  • 29 July 2012, 11:00
  • 30 July 2012, 20:30


IGOR STRAVINSKY Symphony of Psalms for Choir and Orchestra

MODEST PETROVICH MUSSORGSKY Songs and Dances of Death (Arranged by A. Raskatov)

SERGEY PROKOFIEV Symphony No. 5 in B flat major, Op. 100


Duration approx. 2 hours 5 minutes

Print programme (PDF)


With four opera productions and its concert cycle, the Vienna Philharmonic once again forms the centre of the Salzburg Festival. This year, its concerts bring the musicians not only to the Grosses Festspielhaus, where they will be heard under the baton of four of the most important conductors of our times, but – with smaller forces – also to the Main Auditorium of the Mozarteum.

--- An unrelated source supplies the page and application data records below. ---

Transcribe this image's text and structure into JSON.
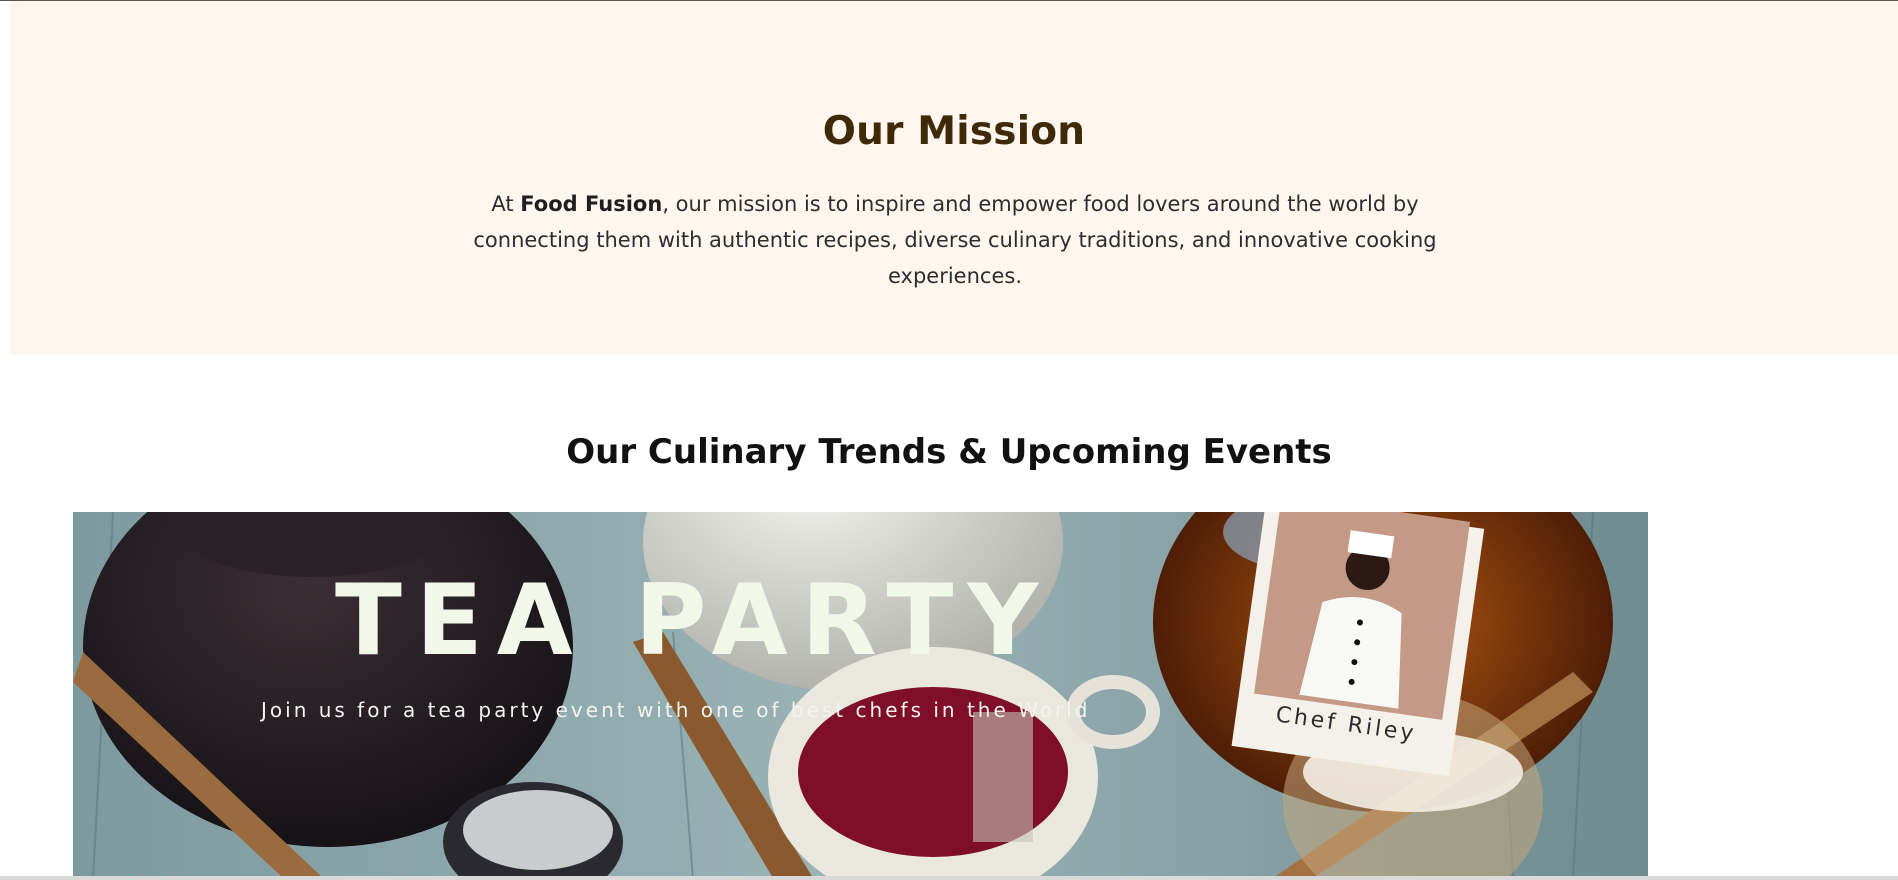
{
  "mission": {
    "title": "Our Mission",
    "text_prefix": "At ",
    "brand": "Food Fusion",
    "text_rest": ", our mission is to inspire and empower food lovers around the world by connecting them with authentic recipes, diverse culinary traditions, and innovative cooking experiences."
  },
  "events": {
    "title": "Our Culinary Trends & Upcoming Events"
  },
  "banner": {
    "headline": "TEA PARTY",
    "subline": "Join us for a tea party event with one of best chefs in the World",
    "chef_caption": "Chef Riley"
  },
  "colors": {
    "mission_bg": "#fff6f0",
    "mission_title": "#3f2a08"
  }
}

The work which opens the series of the Philharmonic’s concerts also builds a bridge to the Ouverture spirituelle: Valery Gergiev conducts Stravinsky’s Symphony of Psalms, a work that is as unusual as it is haunting, setting three psalms from the Old Testament to music. The rest of the programme is also Russian: Modest Mussorgsky’s Songs and Dances of Death will be performed in a version for high voice, with the Russian tenor Sergei Semishkur. The programme closes with Sergey Prokofiev’s Symphony No. 5.

The concerts conducted by Mariss Jansons are dedicated to the second half of the 19th century: even in his early work Don Juan, based on a poem by Nikolaus Lenau, the 24-year-old Richard Strauss proved his full mastery of the genre of the symphonic poem. This will be juxtaposed with the First Symphony by one of the most prominent protagonists of absolute music, Johannes Brahms. In between, the audience is treated to Richard Wagner’s Wesendonck-Lieder, steeped in the atmosphere of his Tristan, performed by the outstanding Swedish soprano Nina Stemme.

Riccardo Muti devotes himself to Franz Liszt’s symphonic poems Les Préludes and Von der Wiege bis zum Grabe as well as the Messe solennelle by Hector Berlioz, who was only 20 years old at the time of its writing: although he had claimed to have destroyed the work, except for one movement, a copy of the score was discovered in 1992.

The great Bernard Haitink returns to Salzburg with two musical milestones. Beethoven’s Piano Concerto No. 4 also gives us the pleasure of hearing the American pianist Murray Perahia, who won the Honorary Award of the German Record Critics in 2011. The second part of the concert will feature Bruckner’s unfinished Symphony No. 9.

The concert programme of the Vienna Philharmonic on August 21 promises to be a very special event, for here, the orchestra presents itself in a chamber version: between Alban Berg’s Kammerkonzert and Mozart’s Gran Partita, which covers a broad spectrum of expressivity, a Salzburg Festival commission will have its world premiere: the composer is Heinz Holliger, who also conducts the entire concert.